» **ASSIGNED TASK**: Across the material below, how many lines hold the word "handle"? Only the number should be given.

» **DATA FOR THIS TASK**:
----

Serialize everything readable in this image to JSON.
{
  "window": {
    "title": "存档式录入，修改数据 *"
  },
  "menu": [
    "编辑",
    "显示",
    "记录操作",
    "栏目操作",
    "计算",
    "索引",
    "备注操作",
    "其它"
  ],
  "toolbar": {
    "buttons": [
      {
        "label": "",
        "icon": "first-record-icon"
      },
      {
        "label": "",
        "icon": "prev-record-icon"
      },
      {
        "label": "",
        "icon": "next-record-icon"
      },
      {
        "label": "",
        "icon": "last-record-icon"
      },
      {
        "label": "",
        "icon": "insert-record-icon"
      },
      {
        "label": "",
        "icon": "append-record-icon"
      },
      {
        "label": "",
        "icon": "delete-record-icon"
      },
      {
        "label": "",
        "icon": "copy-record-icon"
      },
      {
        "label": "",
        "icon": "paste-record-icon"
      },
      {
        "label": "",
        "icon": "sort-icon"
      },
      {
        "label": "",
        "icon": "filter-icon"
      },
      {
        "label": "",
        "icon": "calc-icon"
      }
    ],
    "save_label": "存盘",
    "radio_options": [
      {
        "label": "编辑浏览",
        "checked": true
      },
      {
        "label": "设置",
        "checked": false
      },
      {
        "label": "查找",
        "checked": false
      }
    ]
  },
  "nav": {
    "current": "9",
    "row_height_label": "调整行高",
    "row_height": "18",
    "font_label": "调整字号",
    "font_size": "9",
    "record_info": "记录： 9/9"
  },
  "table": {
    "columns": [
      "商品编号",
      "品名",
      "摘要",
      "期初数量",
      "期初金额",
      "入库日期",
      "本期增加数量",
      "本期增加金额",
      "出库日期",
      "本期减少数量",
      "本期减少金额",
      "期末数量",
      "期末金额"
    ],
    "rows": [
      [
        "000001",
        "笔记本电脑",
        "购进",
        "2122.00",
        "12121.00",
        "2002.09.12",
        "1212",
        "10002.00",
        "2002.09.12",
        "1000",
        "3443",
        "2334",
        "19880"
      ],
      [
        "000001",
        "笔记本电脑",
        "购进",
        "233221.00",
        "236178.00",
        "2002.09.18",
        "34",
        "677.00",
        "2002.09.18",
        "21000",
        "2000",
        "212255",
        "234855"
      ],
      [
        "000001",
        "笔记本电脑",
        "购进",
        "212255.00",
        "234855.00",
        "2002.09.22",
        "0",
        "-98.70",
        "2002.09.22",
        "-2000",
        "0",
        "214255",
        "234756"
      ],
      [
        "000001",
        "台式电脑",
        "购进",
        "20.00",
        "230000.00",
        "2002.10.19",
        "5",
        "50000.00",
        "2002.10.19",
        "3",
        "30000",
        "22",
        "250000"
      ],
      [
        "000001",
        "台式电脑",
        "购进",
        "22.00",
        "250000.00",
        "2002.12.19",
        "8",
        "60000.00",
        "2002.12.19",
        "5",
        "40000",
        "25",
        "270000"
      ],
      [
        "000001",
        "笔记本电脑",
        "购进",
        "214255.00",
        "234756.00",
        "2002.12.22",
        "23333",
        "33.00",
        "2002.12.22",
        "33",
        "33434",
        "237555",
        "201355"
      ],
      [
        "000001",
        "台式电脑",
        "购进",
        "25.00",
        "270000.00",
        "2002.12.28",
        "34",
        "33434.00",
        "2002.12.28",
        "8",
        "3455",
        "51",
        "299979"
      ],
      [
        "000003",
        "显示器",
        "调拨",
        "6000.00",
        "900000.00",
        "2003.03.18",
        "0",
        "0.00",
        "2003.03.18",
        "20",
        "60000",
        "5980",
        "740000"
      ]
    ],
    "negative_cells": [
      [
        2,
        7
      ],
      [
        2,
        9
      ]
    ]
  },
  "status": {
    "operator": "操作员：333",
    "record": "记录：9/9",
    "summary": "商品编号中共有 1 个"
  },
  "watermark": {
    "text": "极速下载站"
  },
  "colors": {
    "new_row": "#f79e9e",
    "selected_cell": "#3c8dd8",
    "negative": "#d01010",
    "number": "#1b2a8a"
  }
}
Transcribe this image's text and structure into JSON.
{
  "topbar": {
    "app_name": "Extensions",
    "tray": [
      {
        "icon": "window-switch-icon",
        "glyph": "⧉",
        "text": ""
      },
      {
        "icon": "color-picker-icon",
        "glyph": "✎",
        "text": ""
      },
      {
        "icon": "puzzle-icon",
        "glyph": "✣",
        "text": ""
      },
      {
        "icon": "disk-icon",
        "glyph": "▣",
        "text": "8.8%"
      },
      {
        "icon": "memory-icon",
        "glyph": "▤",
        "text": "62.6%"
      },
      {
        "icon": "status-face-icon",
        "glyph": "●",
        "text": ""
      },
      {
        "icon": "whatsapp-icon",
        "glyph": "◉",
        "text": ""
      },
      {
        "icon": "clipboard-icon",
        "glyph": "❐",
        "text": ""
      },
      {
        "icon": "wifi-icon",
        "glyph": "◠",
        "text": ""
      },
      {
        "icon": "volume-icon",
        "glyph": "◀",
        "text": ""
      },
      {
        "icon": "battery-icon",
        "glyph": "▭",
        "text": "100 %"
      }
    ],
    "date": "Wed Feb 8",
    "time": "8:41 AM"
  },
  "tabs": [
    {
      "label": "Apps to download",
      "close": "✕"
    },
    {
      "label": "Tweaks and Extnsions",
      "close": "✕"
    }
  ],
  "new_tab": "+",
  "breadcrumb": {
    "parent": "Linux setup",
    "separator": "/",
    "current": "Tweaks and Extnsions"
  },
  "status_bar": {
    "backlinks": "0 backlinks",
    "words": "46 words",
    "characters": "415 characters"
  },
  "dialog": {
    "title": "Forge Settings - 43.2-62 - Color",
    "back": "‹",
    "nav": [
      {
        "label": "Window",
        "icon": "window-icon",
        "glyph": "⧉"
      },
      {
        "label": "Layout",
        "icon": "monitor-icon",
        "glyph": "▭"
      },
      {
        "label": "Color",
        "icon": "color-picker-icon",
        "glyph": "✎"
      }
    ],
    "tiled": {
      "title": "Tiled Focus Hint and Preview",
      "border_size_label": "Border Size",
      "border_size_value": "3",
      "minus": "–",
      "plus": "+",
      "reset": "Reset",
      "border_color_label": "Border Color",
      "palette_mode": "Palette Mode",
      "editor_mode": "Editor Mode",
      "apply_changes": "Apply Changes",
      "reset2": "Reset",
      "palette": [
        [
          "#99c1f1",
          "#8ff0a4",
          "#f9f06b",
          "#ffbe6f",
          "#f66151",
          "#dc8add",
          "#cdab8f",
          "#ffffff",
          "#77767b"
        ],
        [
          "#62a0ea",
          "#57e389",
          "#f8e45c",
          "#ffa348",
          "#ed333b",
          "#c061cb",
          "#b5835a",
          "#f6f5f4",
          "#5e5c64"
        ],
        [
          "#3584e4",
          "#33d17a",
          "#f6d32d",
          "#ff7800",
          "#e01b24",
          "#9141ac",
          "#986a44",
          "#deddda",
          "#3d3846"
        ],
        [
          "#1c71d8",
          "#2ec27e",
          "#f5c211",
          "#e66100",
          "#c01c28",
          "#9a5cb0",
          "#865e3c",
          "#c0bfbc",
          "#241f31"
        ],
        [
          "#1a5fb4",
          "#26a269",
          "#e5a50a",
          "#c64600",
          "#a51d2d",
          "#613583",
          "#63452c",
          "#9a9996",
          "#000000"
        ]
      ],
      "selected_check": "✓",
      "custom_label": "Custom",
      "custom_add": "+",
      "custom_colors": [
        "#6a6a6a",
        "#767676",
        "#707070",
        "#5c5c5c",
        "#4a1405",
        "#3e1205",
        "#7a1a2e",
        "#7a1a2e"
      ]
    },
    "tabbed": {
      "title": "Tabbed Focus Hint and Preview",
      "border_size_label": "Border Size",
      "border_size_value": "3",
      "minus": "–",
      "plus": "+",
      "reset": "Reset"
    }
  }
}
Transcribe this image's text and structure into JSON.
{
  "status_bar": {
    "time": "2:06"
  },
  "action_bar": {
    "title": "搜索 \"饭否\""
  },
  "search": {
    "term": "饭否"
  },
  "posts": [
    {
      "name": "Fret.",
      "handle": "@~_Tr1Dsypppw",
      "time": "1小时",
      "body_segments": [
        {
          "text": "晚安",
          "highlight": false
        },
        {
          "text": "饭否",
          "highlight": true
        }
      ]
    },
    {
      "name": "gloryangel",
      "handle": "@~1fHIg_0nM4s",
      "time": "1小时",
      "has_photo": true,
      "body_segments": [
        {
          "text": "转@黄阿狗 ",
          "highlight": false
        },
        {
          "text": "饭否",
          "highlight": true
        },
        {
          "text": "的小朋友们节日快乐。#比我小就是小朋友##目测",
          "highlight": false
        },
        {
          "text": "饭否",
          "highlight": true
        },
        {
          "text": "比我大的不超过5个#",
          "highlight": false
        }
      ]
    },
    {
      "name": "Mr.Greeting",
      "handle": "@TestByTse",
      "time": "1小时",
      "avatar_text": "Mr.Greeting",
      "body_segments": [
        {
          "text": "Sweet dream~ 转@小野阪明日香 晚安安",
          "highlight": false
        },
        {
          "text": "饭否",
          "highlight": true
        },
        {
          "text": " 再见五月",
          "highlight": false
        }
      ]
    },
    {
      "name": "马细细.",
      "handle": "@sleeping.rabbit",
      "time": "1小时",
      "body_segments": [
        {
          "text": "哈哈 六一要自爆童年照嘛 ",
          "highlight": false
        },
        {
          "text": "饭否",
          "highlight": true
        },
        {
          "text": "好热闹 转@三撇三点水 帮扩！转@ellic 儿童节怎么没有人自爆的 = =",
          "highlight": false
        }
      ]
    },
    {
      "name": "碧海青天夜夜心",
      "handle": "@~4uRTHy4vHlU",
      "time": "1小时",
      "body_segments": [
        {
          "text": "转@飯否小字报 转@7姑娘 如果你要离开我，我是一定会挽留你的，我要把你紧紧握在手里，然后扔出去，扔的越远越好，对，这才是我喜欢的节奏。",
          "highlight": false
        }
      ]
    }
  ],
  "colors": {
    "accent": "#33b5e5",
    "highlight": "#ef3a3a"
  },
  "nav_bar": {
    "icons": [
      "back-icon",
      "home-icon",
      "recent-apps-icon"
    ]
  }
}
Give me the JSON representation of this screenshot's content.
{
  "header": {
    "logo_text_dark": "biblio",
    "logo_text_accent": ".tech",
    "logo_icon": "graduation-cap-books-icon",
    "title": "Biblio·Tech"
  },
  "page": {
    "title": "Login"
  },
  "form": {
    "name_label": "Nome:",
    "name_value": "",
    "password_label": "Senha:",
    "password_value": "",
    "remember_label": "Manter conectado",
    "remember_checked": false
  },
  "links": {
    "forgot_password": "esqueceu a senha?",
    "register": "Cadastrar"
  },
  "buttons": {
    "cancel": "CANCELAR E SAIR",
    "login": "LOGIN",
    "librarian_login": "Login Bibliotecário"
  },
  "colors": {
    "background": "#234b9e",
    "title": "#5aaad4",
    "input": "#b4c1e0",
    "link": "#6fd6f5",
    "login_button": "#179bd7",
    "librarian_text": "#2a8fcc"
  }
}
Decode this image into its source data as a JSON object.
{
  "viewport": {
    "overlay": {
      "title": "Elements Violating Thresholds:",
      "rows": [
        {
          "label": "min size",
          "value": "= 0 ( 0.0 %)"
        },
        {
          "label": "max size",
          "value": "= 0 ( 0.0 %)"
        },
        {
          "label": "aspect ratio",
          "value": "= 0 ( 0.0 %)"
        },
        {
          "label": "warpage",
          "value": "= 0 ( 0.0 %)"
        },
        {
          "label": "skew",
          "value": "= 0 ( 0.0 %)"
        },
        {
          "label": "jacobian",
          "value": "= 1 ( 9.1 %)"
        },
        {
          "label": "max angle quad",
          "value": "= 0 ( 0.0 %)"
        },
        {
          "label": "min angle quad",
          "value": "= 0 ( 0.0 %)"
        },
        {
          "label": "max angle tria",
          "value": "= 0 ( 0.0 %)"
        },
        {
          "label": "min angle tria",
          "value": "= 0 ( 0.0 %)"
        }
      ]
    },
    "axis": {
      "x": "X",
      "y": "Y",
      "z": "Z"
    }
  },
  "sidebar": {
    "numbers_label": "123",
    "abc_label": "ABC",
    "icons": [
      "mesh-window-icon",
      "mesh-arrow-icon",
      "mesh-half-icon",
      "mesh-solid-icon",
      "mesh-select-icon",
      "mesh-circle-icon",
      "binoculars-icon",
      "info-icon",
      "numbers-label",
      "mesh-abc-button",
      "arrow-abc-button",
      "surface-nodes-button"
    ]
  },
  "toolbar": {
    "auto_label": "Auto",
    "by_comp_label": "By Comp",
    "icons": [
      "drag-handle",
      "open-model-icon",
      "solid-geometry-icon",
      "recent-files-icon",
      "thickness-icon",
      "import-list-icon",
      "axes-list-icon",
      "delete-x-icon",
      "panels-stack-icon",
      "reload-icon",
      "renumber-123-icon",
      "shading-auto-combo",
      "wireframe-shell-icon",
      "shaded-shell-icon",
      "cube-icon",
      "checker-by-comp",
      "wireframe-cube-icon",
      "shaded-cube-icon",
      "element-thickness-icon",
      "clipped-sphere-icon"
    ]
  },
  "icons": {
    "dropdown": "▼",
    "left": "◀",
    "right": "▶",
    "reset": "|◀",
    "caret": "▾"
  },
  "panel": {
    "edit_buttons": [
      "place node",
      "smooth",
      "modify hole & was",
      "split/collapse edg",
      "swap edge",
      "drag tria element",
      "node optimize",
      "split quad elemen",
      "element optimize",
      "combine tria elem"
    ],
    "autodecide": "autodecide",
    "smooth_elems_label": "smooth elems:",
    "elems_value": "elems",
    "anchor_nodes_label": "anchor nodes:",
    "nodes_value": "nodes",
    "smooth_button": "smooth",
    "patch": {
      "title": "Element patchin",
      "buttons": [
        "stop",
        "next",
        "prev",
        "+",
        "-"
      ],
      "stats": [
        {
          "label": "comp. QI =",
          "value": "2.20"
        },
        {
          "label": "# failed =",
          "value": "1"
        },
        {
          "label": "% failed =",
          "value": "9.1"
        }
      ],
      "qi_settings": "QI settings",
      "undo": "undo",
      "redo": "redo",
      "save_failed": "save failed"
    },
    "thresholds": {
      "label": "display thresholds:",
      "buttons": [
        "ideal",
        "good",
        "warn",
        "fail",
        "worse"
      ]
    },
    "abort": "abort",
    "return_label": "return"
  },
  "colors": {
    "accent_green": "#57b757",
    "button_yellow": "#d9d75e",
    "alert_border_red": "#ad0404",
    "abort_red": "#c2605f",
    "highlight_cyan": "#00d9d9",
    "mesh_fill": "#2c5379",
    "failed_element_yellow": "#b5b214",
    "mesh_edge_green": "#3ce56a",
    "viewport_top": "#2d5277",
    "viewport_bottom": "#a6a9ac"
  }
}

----

» **RESPONSE TO THE TASK**: 6